What the exercise asks
When you find the word "screenshot" in a line of the entries, please copy the whole line.

········

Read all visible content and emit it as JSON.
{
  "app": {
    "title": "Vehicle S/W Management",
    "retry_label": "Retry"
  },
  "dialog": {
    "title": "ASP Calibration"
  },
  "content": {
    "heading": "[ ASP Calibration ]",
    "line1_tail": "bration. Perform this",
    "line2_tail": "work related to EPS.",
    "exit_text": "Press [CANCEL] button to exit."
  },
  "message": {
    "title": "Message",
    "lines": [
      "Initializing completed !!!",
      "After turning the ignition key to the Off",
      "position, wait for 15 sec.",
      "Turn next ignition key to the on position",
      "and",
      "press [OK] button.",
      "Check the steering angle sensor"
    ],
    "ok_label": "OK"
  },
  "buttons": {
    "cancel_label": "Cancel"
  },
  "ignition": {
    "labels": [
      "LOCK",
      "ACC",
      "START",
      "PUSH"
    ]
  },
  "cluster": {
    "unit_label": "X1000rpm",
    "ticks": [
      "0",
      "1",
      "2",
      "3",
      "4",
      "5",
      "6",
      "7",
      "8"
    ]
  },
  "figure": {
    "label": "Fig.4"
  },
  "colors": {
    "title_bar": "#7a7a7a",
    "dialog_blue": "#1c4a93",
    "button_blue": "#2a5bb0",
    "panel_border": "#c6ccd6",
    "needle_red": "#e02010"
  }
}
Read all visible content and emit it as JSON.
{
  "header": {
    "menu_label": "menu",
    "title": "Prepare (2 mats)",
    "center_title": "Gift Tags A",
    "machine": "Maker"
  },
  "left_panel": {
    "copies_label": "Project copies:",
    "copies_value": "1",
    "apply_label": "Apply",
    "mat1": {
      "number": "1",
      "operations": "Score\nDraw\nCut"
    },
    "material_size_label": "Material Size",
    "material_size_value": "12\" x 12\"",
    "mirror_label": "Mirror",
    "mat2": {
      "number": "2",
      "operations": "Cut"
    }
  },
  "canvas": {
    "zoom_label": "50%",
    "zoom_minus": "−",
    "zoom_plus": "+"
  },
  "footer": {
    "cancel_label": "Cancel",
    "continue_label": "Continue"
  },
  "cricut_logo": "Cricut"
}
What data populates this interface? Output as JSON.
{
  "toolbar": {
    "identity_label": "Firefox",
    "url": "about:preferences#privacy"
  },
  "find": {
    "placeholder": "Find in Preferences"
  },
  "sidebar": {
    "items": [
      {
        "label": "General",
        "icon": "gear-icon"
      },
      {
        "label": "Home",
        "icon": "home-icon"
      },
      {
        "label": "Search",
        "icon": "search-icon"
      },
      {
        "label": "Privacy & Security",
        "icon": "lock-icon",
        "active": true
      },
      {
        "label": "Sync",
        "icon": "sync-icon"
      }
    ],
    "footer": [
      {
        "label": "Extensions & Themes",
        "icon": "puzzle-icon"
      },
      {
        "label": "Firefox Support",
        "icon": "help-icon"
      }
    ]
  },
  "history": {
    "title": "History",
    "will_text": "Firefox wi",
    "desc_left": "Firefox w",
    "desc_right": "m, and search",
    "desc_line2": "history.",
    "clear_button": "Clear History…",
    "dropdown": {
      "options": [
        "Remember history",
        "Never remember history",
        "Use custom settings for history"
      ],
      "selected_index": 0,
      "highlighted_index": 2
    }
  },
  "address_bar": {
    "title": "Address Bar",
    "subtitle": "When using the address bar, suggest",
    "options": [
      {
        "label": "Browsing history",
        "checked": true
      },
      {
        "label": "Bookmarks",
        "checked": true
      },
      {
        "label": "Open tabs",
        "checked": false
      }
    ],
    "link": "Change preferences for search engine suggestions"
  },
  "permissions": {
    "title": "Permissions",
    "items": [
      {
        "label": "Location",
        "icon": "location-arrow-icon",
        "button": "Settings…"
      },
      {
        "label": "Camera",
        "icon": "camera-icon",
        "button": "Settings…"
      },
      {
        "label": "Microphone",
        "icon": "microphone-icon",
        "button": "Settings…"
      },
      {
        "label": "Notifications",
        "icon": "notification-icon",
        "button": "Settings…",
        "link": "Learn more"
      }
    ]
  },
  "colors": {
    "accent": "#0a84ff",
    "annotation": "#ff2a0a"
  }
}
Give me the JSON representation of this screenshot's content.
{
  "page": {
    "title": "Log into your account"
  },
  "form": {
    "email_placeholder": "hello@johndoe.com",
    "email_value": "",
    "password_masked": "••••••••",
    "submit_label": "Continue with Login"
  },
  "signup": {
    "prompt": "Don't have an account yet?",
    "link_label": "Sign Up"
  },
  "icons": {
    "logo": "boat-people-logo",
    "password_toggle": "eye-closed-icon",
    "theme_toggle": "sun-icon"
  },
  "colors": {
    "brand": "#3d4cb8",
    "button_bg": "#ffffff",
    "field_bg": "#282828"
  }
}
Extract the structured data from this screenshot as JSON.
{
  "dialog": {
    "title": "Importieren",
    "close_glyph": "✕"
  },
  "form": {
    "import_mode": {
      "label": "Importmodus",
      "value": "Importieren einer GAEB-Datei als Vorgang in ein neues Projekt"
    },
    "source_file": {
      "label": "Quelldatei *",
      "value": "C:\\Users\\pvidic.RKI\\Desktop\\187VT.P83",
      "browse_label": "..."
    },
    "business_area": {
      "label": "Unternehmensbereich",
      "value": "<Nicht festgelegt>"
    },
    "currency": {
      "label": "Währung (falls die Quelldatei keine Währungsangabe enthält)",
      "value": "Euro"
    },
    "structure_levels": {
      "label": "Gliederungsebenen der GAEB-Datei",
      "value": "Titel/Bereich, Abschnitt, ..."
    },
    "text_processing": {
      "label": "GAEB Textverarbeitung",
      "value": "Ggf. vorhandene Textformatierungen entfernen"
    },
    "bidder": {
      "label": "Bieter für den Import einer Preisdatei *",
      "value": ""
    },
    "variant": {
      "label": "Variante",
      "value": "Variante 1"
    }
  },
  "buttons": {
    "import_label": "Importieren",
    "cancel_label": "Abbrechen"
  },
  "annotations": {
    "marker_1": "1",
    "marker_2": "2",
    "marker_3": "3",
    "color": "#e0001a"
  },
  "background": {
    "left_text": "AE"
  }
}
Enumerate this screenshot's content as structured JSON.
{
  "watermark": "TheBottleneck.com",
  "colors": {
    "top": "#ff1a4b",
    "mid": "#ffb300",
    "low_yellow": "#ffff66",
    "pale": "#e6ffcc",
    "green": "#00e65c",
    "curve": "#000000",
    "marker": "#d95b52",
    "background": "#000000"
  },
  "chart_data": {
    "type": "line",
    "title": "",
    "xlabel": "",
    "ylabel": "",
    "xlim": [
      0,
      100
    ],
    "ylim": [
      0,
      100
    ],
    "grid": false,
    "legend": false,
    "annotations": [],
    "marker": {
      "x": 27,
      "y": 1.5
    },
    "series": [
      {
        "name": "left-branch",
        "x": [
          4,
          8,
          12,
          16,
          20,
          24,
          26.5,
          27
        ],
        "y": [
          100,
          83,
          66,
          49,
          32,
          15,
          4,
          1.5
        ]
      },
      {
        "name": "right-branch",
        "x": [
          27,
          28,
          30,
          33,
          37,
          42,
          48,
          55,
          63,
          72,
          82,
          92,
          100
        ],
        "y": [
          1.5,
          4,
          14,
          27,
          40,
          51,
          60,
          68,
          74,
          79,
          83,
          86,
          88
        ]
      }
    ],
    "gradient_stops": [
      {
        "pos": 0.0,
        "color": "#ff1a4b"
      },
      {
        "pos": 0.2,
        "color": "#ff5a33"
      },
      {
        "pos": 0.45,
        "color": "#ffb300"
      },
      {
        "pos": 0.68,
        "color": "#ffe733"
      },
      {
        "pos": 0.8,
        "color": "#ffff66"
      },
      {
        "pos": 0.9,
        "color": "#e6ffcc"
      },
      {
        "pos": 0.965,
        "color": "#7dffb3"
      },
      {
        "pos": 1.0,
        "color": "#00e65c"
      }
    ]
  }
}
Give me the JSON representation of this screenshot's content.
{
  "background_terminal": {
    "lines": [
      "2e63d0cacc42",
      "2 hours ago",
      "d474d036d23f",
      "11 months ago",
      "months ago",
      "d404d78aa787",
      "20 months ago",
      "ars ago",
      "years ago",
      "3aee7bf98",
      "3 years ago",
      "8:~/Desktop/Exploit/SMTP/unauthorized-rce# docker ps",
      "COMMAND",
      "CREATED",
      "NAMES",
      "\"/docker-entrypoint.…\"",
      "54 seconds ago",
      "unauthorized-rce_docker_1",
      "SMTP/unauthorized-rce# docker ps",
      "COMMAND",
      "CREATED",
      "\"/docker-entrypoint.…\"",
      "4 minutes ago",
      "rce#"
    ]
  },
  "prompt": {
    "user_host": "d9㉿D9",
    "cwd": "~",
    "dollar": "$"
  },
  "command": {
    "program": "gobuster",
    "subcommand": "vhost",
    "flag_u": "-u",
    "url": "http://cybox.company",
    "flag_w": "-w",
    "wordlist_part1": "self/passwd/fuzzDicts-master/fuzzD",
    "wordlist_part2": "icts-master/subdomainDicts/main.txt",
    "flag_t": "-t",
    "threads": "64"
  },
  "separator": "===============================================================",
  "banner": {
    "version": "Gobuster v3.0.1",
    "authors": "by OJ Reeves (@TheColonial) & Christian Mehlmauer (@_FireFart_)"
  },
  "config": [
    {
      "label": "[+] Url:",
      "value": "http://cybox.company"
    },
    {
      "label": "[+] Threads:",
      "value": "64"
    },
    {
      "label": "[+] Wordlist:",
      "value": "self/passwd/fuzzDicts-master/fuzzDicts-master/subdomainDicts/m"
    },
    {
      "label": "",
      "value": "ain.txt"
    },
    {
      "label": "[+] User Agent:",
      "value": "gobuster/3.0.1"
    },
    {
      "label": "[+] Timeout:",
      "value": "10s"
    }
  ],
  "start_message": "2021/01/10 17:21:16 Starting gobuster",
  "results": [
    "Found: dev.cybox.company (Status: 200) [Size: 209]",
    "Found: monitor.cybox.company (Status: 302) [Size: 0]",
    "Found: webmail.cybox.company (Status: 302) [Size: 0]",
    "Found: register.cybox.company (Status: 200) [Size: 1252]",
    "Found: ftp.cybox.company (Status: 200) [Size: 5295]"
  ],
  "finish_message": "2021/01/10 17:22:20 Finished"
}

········

Result for this exercise
Give me the JSON representation of this screenshot's content.
Extract the structured data from this screenshot as JSON.
Enumerate this screenshot's content as structured JSON.
Give me the JSON representation of this screenshot's content.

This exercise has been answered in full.